=== Section Start ===

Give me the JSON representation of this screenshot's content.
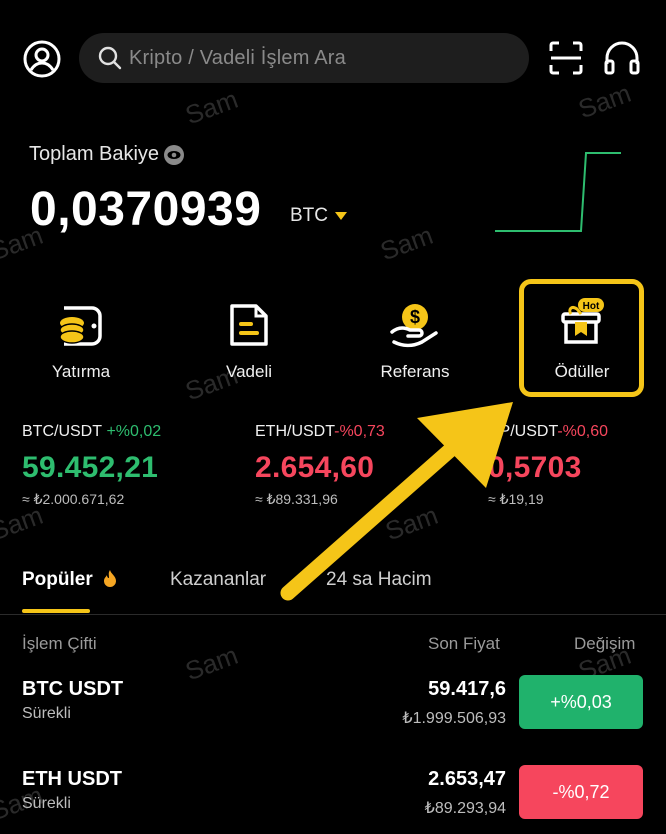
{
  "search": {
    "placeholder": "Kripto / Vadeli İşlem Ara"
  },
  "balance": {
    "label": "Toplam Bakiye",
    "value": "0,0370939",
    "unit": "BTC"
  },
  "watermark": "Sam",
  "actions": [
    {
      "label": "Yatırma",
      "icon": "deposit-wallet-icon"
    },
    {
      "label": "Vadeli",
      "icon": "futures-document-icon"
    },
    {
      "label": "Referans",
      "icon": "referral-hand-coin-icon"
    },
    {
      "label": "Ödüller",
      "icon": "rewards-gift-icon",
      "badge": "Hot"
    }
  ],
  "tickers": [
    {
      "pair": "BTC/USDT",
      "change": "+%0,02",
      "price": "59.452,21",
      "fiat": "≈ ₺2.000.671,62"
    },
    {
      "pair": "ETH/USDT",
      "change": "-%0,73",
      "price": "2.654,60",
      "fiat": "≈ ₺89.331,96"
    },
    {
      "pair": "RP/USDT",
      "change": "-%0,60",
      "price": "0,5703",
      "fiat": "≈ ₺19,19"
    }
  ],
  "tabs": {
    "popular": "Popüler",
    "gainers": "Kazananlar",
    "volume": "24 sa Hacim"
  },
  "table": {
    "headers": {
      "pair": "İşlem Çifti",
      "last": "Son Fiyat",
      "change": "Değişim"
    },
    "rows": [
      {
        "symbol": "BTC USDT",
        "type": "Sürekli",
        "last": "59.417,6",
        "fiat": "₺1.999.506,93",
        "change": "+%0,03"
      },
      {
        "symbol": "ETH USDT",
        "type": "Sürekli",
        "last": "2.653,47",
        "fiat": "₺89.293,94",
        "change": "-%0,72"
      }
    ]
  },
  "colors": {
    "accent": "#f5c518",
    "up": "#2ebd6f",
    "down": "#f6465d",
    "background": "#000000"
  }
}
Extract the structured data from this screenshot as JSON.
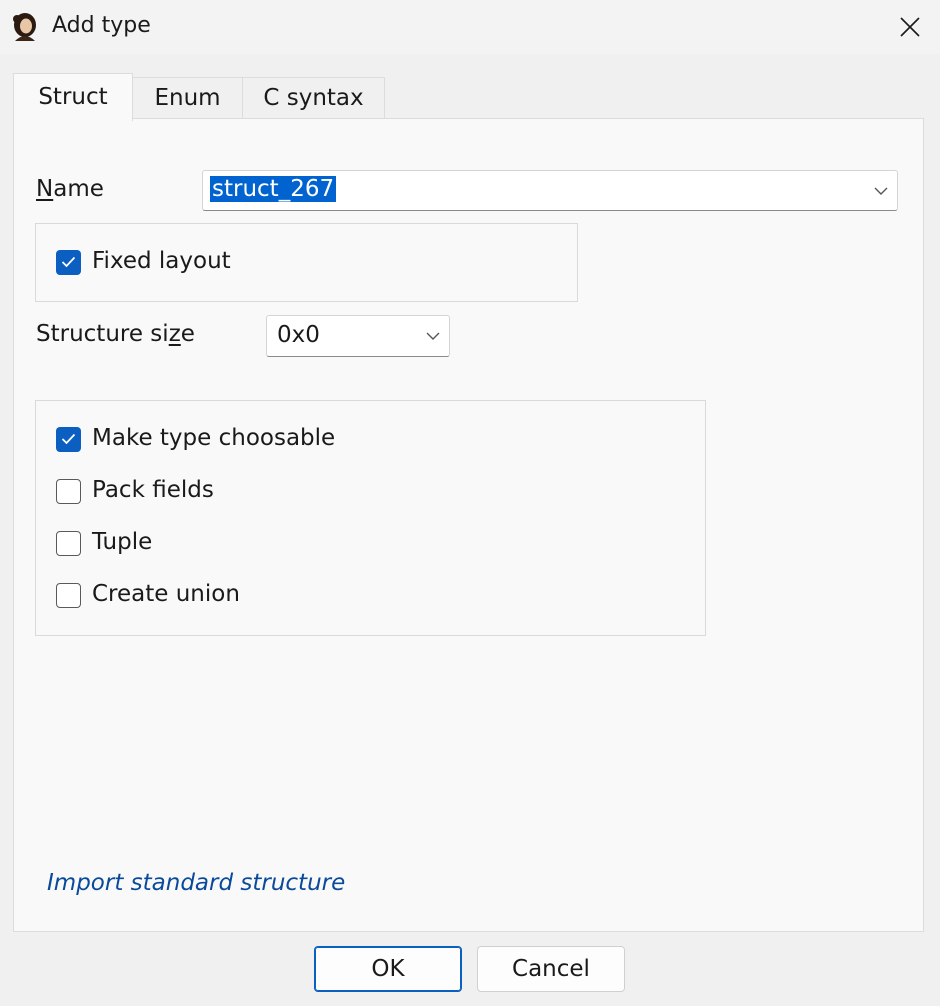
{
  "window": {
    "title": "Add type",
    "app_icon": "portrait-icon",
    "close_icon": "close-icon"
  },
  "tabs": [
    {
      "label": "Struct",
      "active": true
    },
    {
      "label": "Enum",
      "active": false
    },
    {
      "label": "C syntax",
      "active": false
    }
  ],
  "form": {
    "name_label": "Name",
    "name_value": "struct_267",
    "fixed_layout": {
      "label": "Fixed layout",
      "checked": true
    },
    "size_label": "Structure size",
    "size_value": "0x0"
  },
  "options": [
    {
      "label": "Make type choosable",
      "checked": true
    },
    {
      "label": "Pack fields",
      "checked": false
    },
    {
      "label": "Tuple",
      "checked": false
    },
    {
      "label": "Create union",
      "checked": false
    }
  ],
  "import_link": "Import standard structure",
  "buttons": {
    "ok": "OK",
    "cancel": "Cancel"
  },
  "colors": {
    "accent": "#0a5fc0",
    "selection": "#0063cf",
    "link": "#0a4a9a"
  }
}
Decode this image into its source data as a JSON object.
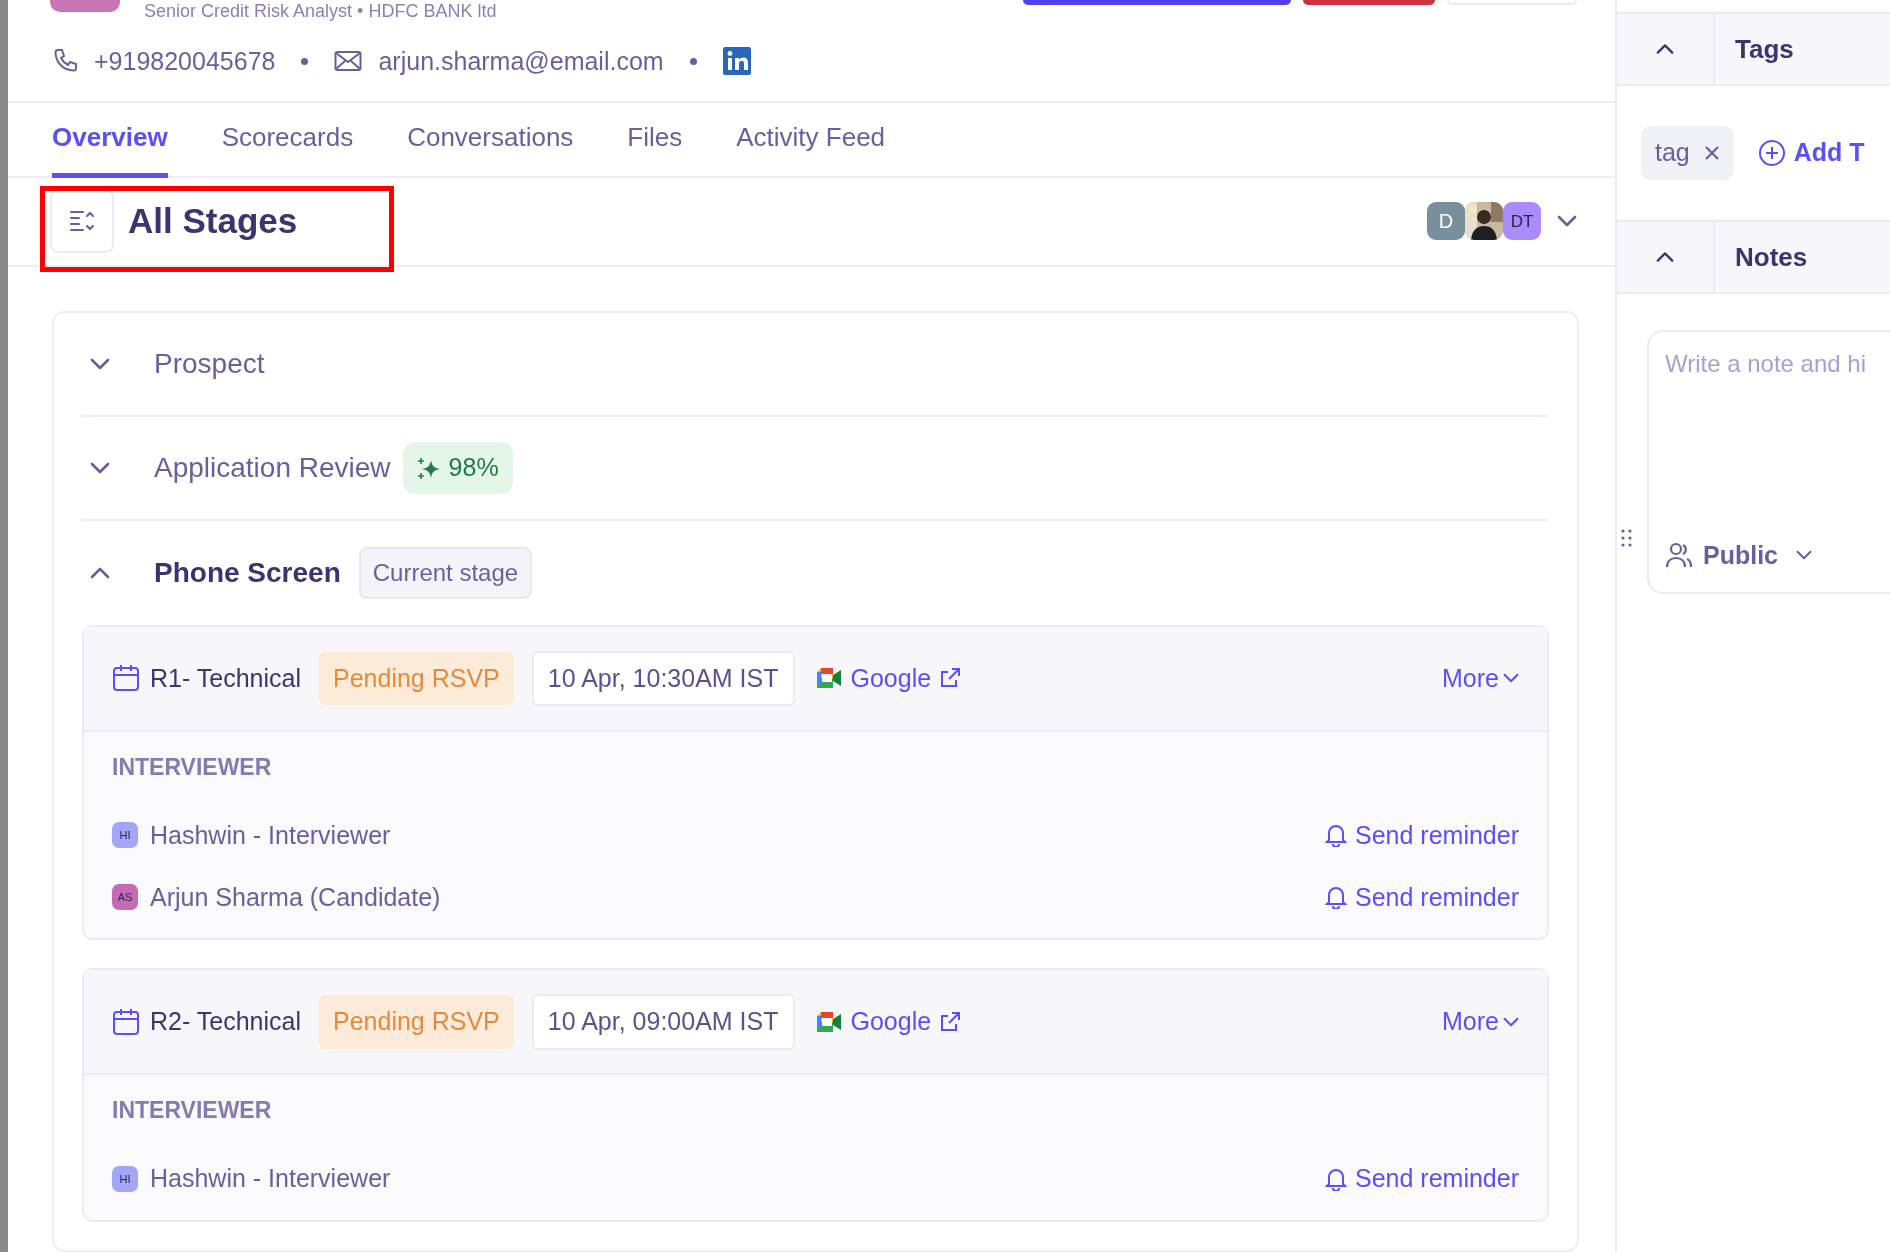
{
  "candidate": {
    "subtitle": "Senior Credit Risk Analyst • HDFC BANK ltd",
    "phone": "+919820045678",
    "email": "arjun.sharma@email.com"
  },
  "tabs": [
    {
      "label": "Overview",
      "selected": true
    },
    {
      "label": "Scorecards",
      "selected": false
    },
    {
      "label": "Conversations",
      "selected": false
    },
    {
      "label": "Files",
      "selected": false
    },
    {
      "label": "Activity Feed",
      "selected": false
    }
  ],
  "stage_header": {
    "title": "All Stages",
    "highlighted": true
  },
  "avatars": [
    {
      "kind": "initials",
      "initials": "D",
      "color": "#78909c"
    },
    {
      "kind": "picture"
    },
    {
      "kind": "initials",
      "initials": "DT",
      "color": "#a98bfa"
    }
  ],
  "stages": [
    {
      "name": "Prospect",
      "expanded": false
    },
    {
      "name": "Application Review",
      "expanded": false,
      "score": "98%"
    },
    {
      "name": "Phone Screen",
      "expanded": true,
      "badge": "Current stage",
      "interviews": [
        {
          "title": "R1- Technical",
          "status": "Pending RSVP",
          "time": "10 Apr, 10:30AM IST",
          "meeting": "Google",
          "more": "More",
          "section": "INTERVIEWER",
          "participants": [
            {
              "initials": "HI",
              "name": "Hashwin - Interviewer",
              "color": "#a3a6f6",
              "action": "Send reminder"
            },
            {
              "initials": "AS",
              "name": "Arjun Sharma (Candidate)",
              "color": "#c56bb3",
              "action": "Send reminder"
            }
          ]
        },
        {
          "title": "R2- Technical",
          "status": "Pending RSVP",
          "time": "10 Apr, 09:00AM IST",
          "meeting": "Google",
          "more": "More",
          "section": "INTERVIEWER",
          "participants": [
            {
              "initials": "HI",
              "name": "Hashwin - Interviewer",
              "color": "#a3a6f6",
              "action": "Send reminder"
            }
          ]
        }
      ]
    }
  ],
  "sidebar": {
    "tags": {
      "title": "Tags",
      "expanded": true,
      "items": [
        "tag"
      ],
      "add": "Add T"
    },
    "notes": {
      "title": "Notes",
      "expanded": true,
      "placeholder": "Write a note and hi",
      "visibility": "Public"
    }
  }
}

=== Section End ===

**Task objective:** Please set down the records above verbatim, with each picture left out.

**Finished task:**
Give me the JSON representation of this screenshot's content.
{
  "search": {
    "placeholder": "Kripto / Vadeli İşlem Ara"
  },
  "balance": {
    "label": "Toplam Bakiye",
    "value": "0,0370939",
    "unit": "BTC"
  },
  "watermark": "Sam",
  "actions": [
    {
      "label": "Yatırma",
      "icon": "deposit-wallet-icon"
    },
    {
      "label": "Vadeli",
      "icon": "futures-document-icon"
    },
    {
      "label": "Referans",
      "icon": "referral-hand-coin-icon"
    },
    {
      "label": "Ödüller",
      "icon": "rewards-gift-icon",
      "badge": "Hot"
    }
  ],
  "tickers": [
    {
      "pair": "BTC/USDT",
      "change": "+%0,02",
      "price": "59.452,21",
      "fiat": "≈ ₺2.000.671,62"
    },
    {
      "pair": "ETH/USDT",
      "change": "-%0,73",
      "price": "2.654,60",
      "fiat": "≈ ₺89.331,96"
    },
    {
      "pair": "RP/USDT",
      "change": "-%0,60",
      "price": "0,5703",
      "fiat": "≈ ₺19,19"
    }
  ],
  "tabs": {
    "popular": "Popüler",
    "gainers": "Kazananlar",
    "volume": "24 sa Hacim"
  },
  "table": {
    "headers": {
      "pair": "İşlem Çifti",
      "last": "Son Fiyat",
      "change": "Değişim"
    },
    "rows": [
      {
        "symbol": "BTC USDT",
        "type": "Sürekli",
        "last": "59.417,6",
        "fiat": "₺1.999.506,93",
        "change": "+%0,03"
      },
      {
        "symbol": "ETH USDT",
        "type": "Sürekli",
        "last": "2.653,47",
        "fiat": "₺89.293,94",
        "change": "-%0,72"
      }
    ]
  },
  "colors": {
    "accent": "#f5c518",
    "up": "#2ebd6f",
    "down": "#f6465d",
    "background": "#000000"
  }
}
Extract the structured data from this screenshot as JSON.
{
  "window": {
    "title": "Add type",
    "app_icon": "portrait-icon",
    "close_icon": "close-icon"
  },
  "tabs": [
    {
      "label": "Struct",
      "active": true
    },
    {
      "label": "Enum",
      "active": false
    },
    {
      "label": "C syntax",
      "active": false
    }
  ],
  "form": {
    "name_label": "Name",
    "name_value": "struct_267",
    "fixed_layout": {
      "label": "Fixed layout",
      "checked": true
    },
    "size_label": "Structure size",
    "size_value": "0x0"
  },
  "options": [
    {
      "label": "Make type choosable",
      "checked": true
    },
    {
      "label": "Pack fields",
      "checked": false
    },
    {
      "label": "Tuple",
      "checked": false
    },
    {
      "label": "Create union",
      "checked": false
    }
  ],
  "import_link": "Import standard structure",
  "buttons": {
    "ok": "OK",
    "cancel": "Cancel"
  },
  "colors": {
    "accent": "#0a5fc0",
    "selection": "#0063cf",
    "link": "#0a4a9a"
  }
}
Decode this image into its source data as a JSON object.
{
  "candidate": {
    "subtitle": "Senior Credit Risk Analyst • HDFC BANK ltd",
    "phone": "+919820045678",
    "email": "arjun.sharma@email.com"
  },
  "tabs": [
    {
      "label": "Overview",
      "selected": true
    },
    {
      "label": "Scorecards",
      "selected": false
    },
    {
      "label": "Conversations",
      "selected": false
    },
    {
      "label": "Files",
      "selected": false
    },
    {
      "label": "Activity Feed",
      "selected": false
    }
  ],
  "stage_header": {
    "title": "All Stages",
    "highlighted": true
  },
  "avatars": [
    {
      "kind": "initials",
      "initials": "D",
      "color": "#78909c"
    },
    {
      "kind": "picture"
    },
    {
      "kind": "initials",
      "initials": "DT",
      "color": "#a98bfa"
    }
  ],
  "stages": [
    {
      "name": "Prospect",
      "expanded": false
    },
    {
      "name": "Application Review",
      "expanded": false,
      "score": "98%"
    },
    {
      "name": "Phone Screen",
      "expanded": true,
      "badge": "Current stage",
      "interviews": [
        {
          "title": "R1- Technical",
          "status": "Pending RSVP",
          "time": "10 Apr, 10:30AM IST",
          "meeting": "Google",
          "more": "More",
          "section": "INTERVIEWER",
          "participants": [
            {
              "initials": "HI",
              "name": "Hashwin - Interviewer",
              "color": "#a3a6f6",
              "action": "Send reminder"
            },
            {
              "initials": "AS",
              "name": "Arjun Sharma (Candidate)",
              "color": "#c56bb3",
              "action": "Send reminder"
            }
          ]
        },
        {
          "title": "R2- Technical",
          "status": "Pending RSVP",
          "time": "10 Apr, 09:00AM IST",
          "meeting": "Google",
          "more": "More",
          "section": "INTERVIEWER",
          "participants": [
            {
              "initials": "HI",
              "name": "Hashwin - Interviewer",
              "color": "#a3a6f6",
              "action": "Send reminder"
            }
          ]
        }
      ]
    }
  ],
  "sidebar": {
    "tags": {
      "title": "Tags",
      "expanded": true,
      "items": [
        "tag"
      ],
      "add": "Add T"
    },
    "notes": {
      "title": "Notes",
      "expanded": true,
      "placeholder": "Write a note and hi",
      "visibility": "Public"
    }
  }
}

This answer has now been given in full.